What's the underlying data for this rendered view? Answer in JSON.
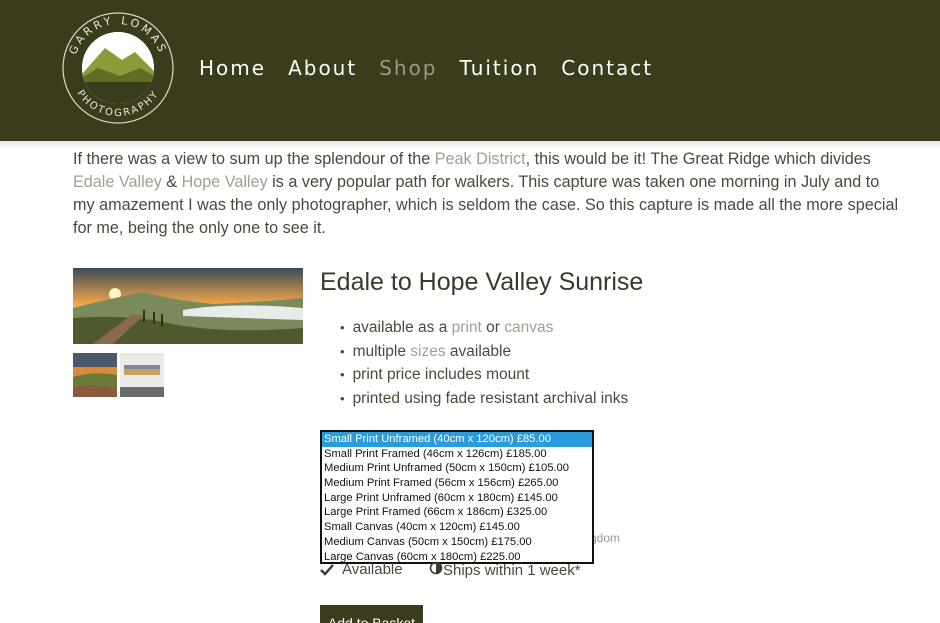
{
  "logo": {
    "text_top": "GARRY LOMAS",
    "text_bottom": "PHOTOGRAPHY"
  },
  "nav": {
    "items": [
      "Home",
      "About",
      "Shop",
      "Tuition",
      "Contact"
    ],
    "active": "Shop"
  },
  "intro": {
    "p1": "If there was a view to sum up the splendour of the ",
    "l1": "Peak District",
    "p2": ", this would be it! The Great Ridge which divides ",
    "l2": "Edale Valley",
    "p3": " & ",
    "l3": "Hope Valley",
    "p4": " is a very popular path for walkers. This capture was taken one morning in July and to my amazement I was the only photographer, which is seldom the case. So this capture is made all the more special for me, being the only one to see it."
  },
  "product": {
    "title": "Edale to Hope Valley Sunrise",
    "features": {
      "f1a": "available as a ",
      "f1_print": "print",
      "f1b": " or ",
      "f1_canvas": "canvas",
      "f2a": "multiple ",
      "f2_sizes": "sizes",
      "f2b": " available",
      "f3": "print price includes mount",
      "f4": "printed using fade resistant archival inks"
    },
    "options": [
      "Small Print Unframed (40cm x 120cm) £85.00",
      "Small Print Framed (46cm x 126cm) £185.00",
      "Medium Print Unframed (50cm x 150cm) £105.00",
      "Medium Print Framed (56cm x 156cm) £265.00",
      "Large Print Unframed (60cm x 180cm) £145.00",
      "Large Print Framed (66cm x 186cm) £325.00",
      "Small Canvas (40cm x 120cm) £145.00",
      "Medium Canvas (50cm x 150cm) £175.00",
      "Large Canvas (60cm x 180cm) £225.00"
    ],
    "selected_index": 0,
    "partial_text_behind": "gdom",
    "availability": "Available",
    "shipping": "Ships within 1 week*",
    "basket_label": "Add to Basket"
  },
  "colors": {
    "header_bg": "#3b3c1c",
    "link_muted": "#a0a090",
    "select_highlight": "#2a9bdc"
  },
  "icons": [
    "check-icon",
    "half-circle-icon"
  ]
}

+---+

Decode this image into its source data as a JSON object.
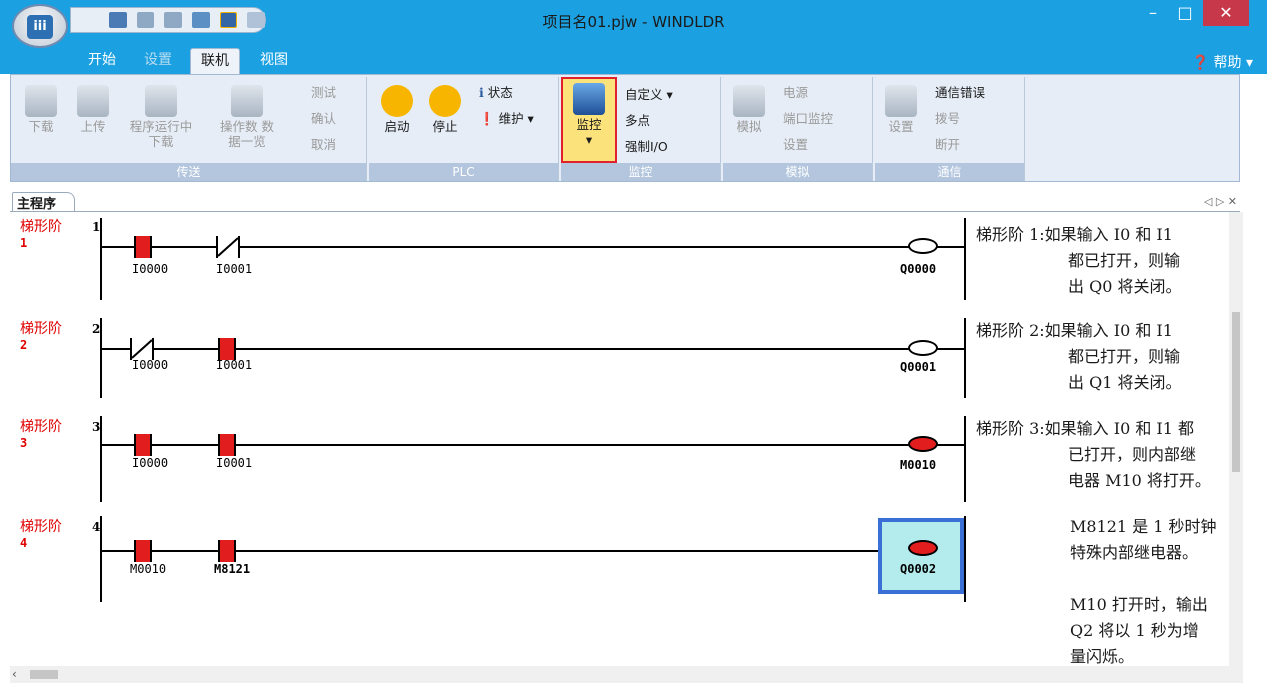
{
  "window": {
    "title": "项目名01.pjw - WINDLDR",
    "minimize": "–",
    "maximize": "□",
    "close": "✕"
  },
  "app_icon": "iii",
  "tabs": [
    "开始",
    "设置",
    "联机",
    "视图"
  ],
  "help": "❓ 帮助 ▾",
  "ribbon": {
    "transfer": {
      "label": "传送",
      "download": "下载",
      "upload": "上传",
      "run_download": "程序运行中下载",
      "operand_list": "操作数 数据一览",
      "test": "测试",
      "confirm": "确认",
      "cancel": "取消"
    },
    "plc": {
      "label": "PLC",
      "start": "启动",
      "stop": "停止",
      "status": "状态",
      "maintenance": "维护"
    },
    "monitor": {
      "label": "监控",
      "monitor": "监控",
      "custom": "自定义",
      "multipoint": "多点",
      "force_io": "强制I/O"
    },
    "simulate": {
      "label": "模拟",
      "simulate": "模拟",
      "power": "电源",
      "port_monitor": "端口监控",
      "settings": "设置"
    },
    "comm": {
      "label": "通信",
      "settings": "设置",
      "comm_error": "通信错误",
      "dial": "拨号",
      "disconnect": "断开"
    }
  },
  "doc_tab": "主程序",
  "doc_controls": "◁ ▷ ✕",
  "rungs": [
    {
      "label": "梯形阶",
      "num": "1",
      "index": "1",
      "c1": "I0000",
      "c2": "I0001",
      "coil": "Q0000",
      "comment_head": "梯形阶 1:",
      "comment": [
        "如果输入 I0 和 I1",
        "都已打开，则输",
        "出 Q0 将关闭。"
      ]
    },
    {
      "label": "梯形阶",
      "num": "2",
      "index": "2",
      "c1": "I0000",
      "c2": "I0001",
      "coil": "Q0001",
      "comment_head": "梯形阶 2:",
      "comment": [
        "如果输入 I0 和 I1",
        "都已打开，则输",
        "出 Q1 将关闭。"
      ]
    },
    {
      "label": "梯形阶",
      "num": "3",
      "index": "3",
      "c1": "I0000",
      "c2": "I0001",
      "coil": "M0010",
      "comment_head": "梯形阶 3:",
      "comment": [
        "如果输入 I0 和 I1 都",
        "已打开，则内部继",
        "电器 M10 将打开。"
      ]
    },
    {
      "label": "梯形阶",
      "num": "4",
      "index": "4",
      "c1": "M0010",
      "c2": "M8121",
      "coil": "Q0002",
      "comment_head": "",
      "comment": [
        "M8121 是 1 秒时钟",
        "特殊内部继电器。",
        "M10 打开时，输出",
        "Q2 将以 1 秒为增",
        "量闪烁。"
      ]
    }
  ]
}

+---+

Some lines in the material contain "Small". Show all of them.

Response
      "Small Print Unframed (40cm x 120cm) £85.00",
      "Small Print Framed (46cm x 126cm) £185.00",
      "Small Canvas (40cm x 120cm) £145.00",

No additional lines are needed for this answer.